15 Matching Annotations
  1. Jul 2022
    1. readable

      Readable how? I think the better approach over what we do now, where we run source code through what are essentially compilers for making websites and then treat the output similar to object files—i.e. opaque blobs that are unsuitable for anything other than either (a) executing/experiencing, or (b) publishing to others—would be to pursue non-destructive compilation. So after the Markdown is compiled (if there is any compilation step at all), you don't have to keep the original sources around. The tooling should be sufficiently advanced to work with the publishable form as input, too, and not demand only Markdown. In instances where the Markdown files are kept around because the spartan experience of opening a plain text file where the content is almost entirely unadorned by formatting concerns is the preferred way to get things done, the tooling should be able to derive the original Markdown (or a good enough rendition) from the output itself. HTML is rich enough to be able to encode the necessary structure for this on the first Markdown-to-HTML pass. Systems that implement this kind of thing could be said to support a sort of "reversible Markdown", making the publishable form a suitable source of truth—a treatment that is right now reserved only for the originals that are collected and kept off-site.

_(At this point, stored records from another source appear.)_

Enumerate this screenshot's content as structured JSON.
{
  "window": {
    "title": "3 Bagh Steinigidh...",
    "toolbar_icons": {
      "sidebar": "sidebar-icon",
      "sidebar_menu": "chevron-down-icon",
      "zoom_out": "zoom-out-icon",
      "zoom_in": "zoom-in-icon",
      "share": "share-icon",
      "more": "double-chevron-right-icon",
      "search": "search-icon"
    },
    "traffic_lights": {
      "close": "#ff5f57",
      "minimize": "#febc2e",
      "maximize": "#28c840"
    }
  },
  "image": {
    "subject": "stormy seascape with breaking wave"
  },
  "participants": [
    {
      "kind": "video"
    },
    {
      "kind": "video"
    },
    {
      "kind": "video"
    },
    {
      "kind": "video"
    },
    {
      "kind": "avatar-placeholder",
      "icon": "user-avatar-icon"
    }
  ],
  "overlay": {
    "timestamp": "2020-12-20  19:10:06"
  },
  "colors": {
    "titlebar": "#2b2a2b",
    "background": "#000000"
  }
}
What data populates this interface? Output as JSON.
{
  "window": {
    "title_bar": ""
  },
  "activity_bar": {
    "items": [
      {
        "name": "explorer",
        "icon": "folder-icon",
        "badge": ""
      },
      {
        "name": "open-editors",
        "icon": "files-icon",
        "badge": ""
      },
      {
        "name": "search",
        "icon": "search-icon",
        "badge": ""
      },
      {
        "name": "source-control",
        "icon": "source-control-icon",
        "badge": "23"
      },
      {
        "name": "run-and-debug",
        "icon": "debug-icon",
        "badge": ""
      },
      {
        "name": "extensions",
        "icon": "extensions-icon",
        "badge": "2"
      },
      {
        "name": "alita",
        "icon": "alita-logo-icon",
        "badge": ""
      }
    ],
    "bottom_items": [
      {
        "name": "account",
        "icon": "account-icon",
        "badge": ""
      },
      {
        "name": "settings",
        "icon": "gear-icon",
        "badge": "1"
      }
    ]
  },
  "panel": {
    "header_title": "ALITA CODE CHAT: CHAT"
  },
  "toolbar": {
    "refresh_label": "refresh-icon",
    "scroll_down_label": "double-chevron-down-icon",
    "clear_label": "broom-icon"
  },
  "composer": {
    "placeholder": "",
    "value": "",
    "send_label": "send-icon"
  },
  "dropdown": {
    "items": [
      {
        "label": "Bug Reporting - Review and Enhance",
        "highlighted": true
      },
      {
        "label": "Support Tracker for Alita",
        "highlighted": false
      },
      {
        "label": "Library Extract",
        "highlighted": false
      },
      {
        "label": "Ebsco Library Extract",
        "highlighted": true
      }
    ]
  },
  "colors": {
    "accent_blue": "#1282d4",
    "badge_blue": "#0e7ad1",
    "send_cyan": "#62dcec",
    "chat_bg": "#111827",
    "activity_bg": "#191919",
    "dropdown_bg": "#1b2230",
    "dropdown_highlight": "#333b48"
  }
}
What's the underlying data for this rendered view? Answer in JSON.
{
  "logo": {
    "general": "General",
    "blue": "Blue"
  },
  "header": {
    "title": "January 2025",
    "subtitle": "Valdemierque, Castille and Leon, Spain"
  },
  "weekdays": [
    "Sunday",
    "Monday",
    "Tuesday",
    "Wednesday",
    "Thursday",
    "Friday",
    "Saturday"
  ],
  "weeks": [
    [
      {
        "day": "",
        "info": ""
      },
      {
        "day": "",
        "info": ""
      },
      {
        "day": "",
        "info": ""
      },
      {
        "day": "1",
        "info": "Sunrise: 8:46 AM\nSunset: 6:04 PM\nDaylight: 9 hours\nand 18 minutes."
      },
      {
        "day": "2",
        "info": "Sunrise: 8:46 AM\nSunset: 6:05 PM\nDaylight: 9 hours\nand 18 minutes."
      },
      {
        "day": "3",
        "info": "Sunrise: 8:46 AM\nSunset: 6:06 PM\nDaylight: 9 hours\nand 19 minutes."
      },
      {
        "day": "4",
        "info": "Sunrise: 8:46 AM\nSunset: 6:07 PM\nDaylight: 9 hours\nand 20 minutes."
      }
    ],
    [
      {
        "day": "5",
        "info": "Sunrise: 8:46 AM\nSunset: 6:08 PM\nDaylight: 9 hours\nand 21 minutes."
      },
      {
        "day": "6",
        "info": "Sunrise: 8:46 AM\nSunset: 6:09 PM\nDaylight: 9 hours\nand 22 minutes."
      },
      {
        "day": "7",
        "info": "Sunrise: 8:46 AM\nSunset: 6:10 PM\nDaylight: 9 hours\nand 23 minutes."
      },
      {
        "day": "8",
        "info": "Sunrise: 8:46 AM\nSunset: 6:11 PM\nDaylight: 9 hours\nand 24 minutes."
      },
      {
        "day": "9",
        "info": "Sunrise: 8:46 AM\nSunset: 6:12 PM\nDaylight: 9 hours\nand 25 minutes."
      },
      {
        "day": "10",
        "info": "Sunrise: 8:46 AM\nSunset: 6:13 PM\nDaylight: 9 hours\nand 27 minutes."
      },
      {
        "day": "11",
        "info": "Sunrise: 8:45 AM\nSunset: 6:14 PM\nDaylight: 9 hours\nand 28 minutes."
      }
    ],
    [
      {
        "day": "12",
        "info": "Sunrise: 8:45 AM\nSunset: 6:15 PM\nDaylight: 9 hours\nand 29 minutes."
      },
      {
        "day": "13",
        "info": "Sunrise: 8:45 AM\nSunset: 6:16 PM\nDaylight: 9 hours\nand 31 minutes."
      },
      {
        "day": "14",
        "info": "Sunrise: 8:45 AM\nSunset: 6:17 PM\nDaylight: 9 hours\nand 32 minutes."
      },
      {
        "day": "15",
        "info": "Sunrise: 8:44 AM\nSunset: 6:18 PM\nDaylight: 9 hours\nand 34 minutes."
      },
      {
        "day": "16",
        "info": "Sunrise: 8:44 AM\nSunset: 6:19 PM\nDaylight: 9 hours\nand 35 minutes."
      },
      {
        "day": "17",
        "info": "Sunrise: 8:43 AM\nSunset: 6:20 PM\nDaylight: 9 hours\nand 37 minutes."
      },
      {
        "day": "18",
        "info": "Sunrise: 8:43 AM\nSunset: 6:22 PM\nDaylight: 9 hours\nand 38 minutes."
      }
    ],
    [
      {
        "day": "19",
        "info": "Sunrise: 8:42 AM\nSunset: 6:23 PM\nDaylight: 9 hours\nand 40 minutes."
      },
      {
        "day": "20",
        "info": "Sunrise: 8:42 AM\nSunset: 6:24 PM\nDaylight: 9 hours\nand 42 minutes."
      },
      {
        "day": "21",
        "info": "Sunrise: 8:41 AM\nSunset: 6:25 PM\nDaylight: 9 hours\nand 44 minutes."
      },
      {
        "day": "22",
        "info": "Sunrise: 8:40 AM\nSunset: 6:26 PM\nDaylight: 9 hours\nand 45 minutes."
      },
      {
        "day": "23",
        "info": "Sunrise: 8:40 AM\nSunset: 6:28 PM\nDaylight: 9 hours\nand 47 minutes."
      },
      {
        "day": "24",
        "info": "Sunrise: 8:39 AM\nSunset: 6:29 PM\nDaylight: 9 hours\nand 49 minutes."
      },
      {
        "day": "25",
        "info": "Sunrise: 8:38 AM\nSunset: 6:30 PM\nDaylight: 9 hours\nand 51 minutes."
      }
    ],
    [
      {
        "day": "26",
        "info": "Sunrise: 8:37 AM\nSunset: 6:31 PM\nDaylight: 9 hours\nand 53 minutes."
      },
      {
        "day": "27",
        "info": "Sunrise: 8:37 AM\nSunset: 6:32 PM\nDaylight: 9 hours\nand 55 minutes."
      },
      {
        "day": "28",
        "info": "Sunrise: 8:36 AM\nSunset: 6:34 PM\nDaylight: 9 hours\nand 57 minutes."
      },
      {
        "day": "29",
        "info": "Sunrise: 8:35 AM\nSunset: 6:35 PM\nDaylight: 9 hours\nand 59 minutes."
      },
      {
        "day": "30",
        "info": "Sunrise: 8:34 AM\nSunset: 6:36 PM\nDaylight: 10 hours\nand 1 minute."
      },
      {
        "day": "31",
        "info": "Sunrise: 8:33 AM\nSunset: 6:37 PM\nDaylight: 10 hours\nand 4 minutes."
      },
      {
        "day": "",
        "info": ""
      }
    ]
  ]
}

      Make the writing and editing experience more like Word or Google Docs and less like LaTeX.

  2. May 2022
    1. in an ideal LP system, the (or at least a) source format would just simply be valid files in the target language, with any LP-related markup or whatever in the comments. The reason is so that LP programs can get contributions from "mainstream" programmers. (It's ok if the LP users have an alternative format they can write in, as long as edits to the source file can be incorporated back.)

      (NB: the compilation "object" format here would, much like triple scripts, be another form of human readable source.)

  3. Apr 2022
    1. She frequently cites authors second-hand(“as quoted by”, “see,” etc.) rather than primary texts, and in some instancesthis practice results in the kinds of errors for which earlier compilations werecriticized. The most egregious of these occurs when Blair cites Ann Moss on

      Guarino da Verona when making the unlikely claim that note taking begin in earnest with Francesco Sacchini in the seventeenth century rather than a hundred years earlier with Erasmus and Vives.

      I almost feel like I've arrived as I noticed this error in the text myself.

      Interesting that he calls her out for making a compilation error, something which is very meta with respect to this particular text.

    1. Judging from the copies now extant, the number of compilations, especially florilegia and encyclopedic compendia, continued to grow as more writers engaged in selecting and summarizing for their own use and that of others.16

      There is a parallel between these practices and the same sort of practices seen in social media posting, annotating, and bookmarking, however in the digital realm the user interface is so simple that one needn't put very much thought into the process and the results become almost instantaneously meaningless. Was this the case in the medieval context as well, or did the readers/compilers get more out of their practices?

    2. Rouse and Rouse (1982), 165–68 for the medieval titles, based on the flower metaphor or others, including liber scintillarum (book of sparks) or pha-retra (quiver).

      In addition to florilegium, the descriptors liber scintillarum (book of sparks) and pharetra (quiver) in addition to other flower metaphors were also used in the medieval period to describe the genre of books in which the best passages from authoritative sources were compiled.

    3. A number of ancient compilations, like those of Pliny, Diogenes Laertius, and Stobaeus, were indeed valued as both sources and models in the Renaissance, and authors of miscellaneously arranged compila-tions invoked Aulus Gellius as the founder of that genre.

      While there are ancient compilations by writers including Pliny, Diogenes Laertius, and Stobaeus, many authors in the Renaissance credited Aulus Gellius as the founder of the genre.

  4. Nov 2021
    1. In Bound to Read, Jeffrey Todd Knight excavates this culture of compilation—of binding and mixing texts, authors, and genres into single volumes—and sheds light on a practice that not only was pervasive but also defined the period's very ways of writing and thinking.
  5. Sep 2021
    1. all his javascript is unminified so you can see how he implemented the dynamic examples in his essays

      As it should be. (This should be the default. The NodeJS/NPM's Webpack addiction needs to be curbed—or confronted with a reality check.)

  6. Aug 2021
    1. The Latin noun ‘compendium’, and the phrase ‘via compendiaria’ were used assynonyms for the noun ‘methodus’ during the sixteenth and seventeenth centuries.23ByLinnaeus’s time, the word was used in Latin book titles to denote a compilation of collocatedtexts that had previously existed as separate works on their own, or which, if removed and distrib-uted separately, could be read without recourse to other parts of the book.
  7. Jan 2021
  8. Oct 2020
  9. Jul 2020
  10. Jun 2017